* Your task: For each line below that contains the word "about", return that line.

= Beginning of Section =

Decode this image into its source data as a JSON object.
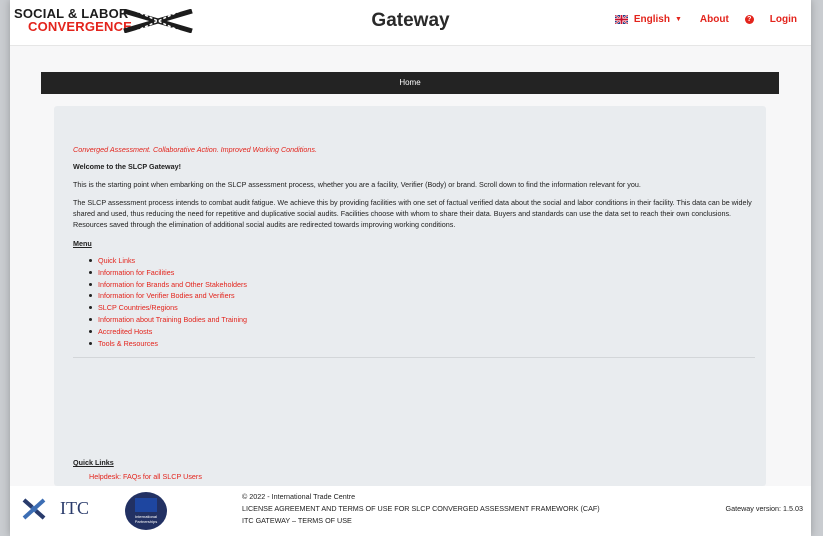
{
  "header": {
    "logo_line1": "SOCIAL & LABOR",
    "logo_line2": "CONVERGENCE",
    "title": "Gateway",
    "language": "English",
    "about": "About",
    "help_icon": "question-circle-icon",
    "login": "Login"
  },
  "nav": {
    "home": "Home"
  },
  "main": {
    "tagline": "Converged Assessment.  Collaborative Action.  Improved Working Conditions.",
    "welcome": "Welcome to the SLCP Gateway!",
    "para1": "This is the starting point when embarking on the SLCP assessment process, whether you are a facility, Verifier (Body) or brand. Scroll down to find the information relevant for you.",
    "para2": "The SLCP assessment process intends to combat audit fatigue. We achieve this by providing facilities with one set of factual verified data about the social and labor conditions in their facility. This data can be widely shared and used, thus reducing the need for repetitive and duplicative social audits. Facilities choose with whom to share their data. Buyers and standards can use the data set to reach their own conclusions. Resources saved through the elimination of additional social audits are redirected towards improving working conditions.",
    "menu_title": "Menu",
    "menu_items": [
      "Quick Links",
      "Information for Facilities",
      "Information for Brands and Other Stakeholders",
      "Information for Verifier Bodies and Verifiers",
      "SLCP Countries/Regions",
      "Information about Training Bodies and Training",
      "Accredited Hosts",
      "Tools & Resources"
    ],
    "quick_links_title": "Quick Links",
    "quick_links_first": "Helpdesk: FAQs for all SLCP Users"
  },
  "footer": {
    "itc_text": "ITC",
    "eu_text": "International Partnerships",
    "copyright": "© 2022 - International Trade Centre",
    "license": "LICENSE AGREEMENT AND TERMS OF USE FOR SLCP CONVERGED ASSESSMENT FRAMEWORK (CAF)",
    "terms": "ITC GATEWAY – TERMS OF USE",
    "version": "Gateway version: 1.5.03"
  },
  "colors": {
    "accent": "#e3241c",
    "nav_bg": "#232323",
    "panel_bg": "#e9ecef"
  }
}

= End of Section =

* Solved exercise:
    "about": "About",
    "para2": "The SLCP assessment process intends to combat audit fatigue. We achieve this by providing facilities with one set of factual verified data about the social and labor conditions in their facility. This data can be widely shared and used, thus reducing the need for repetitive and duplicative social audits. Facilities choose with whom to share their data. Buyers and standards can use the data set to reach their own conclusions. Resources saved through the elimination of additional social audits are redirected towards improving working conditions.",
      "Information about Training Bodies and Training",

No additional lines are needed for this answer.